*AIM OF THE EXERCISE*.
Set down a faithful copy of every record below, with no images.

*SUPPLIED ENTRIES*.
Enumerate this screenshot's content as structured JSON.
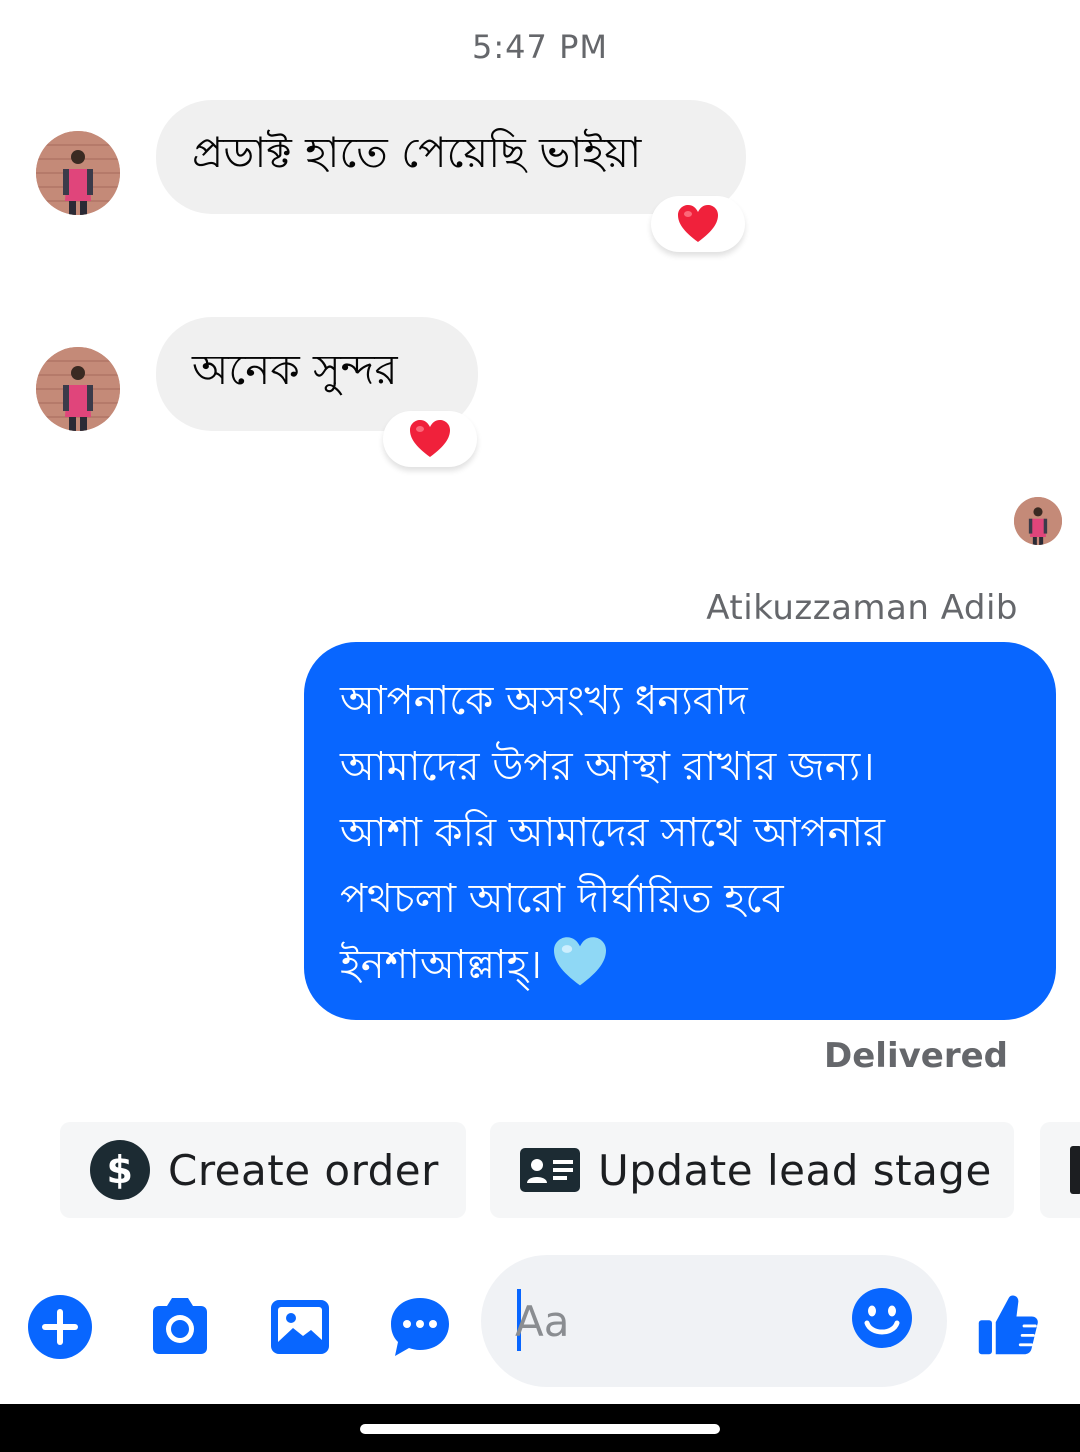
{
  "thread": {
    "timestamp": "5:47 PM"
  },
  "messages_in": [
    {
      "text": "প্রডাক্ট হাতে পেয়েছি ভাইয়া",
      "reaction": "red-heart"
    },
    {
      "text": "অনেক সুন্দর",
      "reaction": "red-heart"
    }
  ],
  "message_out": {
    "sender": "Atikuzzaman Adib",
    "lines": [
      "আপনাকে অসংখ্য ধন্যবাদ",
      "আমাদের উপর আস্থা রাখার জন্য।",
      "আশা করি আমাদের সাথে আপনার",
      "পথচলা আরো দীর্ঘায়িত হবে",
      "ইনশাআল্লাহ্।"
    ],
    "emoji": "light-blue-heart",
    "status": "Delivered"
  },
  "quick_actions": [
    {
      "label": "Create order",
      "icon": "dollar-circle-icon"
    },
    {
      "label": "Update lead stage",
      "icon": "id-card-icon"
    }
  ],
  "composer": {
    "placeholder": "Aa"
  },
  "toolbar": {
    "icons": [
      "plus-icon",
      "camera-icon",
      "gallery-icon",
      "chat-bubble-icon",
      "emoji-icon",
      "thumbs-up-icon"
    ]
  },
  "colors": {
    "accent": "#0866ff",
    "incoming_bubble": "#f0f0f0",
    "chip_bg": "#f5f6f7",
    "secondary_text": "#65676b"
  }
}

*SOLUTION TO THIS TASK*.
Enumerate this screenshot's content as structured JSON.
{
  "thread": {
    "timestamp": "5:47 PM"
  },
  "messages_in": [
    {
      "text": "প্রডাক্ট হাতে পেয়েছি ভাইয়া",
      "reaction": "red-heart"
    },
    {
      "text": "অনেক সুন্দর",
      "reaction": "red-heart"
    }
  ],
  "message_out": {
    "sender": "Atikuzzaman Adib",
    "lines": [
      "আপনাকে অসংখ্য ধন্যবাদ",
      "আমাদের উপর আস্থা রাখার জন্য।",
      "আশা করি আমাদের সাথে আপনার",
      "পথচলা আরো দীর্ঘায়িত হবে",
      "ইনশাআল্লাহ্।"
    ],
    "emoji": "light-blue-heart",
    "status": "Delivered"
  },
  "quick_actions": [
    {
      "label": "Create order",
      "icon": "dollar-circle-icon"
    },
    {
      "label": "Update lead stage",
      "icon": "id-card-icon"
    }
  ],
  "composer": {
    "placeholder": "Aa"
  },
  "toolbar": {
    "icons": [
      "plus-icon",
      "camera-icon",
      "gallery-icon",
      "chat-bubble-icon",
      "emoji-icon",
      "thumbs-up-icon"
    ]
  },
  "colors": {
    "accent": "#0866ff",
    "incoming_bubble": "#f0f0f0",
    "chip_bg": "#f5f6f7",
    "secondary_text": "#65676b"
  }
}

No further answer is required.